--- Material for this exercise ---
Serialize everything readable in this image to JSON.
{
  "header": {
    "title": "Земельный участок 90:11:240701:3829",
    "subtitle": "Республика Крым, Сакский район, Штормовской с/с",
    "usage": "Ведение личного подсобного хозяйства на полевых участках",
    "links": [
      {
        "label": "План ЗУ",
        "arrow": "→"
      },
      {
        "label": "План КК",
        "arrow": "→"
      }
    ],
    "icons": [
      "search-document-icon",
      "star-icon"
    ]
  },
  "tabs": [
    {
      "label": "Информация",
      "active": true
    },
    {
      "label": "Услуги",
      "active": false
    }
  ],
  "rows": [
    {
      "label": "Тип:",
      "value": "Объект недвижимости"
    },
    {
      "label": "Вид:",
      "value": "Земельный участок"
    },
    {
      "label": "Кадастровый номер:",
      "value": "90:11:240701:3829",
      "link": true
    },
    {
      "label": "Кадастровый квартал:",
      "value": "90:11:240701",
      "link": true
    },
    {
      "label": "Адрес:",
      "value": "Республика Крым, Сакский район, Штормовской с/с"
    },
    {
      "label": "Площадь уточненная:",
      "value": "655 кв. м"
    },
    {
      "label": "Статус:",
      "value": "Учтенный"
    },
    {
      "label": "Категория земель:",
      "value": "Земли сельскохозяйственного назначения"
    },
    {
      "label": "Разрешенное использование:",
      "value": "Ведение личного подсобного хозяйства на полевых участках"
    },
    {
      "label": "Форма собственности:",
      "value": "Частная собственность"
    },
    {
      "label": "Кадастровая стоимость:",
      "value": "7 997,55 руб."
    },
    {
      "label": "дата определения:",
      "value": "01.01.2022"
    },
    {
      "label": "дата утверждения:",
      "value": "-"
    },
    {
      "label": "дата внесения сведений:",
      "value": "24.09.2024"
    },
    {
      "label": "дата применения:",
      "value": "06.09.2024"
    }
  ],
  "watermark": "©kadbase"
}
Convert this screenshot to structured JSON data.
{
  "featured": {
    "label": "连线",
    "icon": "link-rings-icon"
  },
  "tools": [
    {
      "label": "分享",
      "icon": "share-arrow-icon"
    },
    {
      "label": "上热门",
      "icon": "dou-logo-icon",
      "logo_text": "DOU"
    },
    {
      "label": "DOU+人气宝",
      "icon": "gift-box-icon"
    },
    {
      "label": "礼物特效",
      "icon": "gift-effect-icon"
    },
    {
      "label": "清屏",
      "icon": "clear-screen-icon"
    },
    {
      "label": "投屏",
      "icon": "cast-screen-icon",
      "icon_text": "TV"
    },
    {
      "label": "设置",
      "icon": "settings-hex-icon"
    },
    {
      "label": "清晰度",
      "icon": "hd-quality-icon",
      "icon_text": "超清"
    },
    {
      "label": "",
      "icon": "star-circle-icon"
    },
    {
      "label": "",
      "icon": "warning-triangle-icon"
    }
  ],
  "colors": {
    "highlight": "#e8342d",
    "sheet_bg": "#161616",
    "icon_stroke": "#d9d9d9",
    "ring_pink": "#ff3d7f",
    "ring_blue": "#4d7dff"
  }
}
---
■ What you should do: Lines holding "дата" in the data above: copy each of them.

■ Reply:
      "label": "дата определения:",
      "label": "дата утверждения:",
      "label": "дата внесения сведений:",
      "label": "дата применения:",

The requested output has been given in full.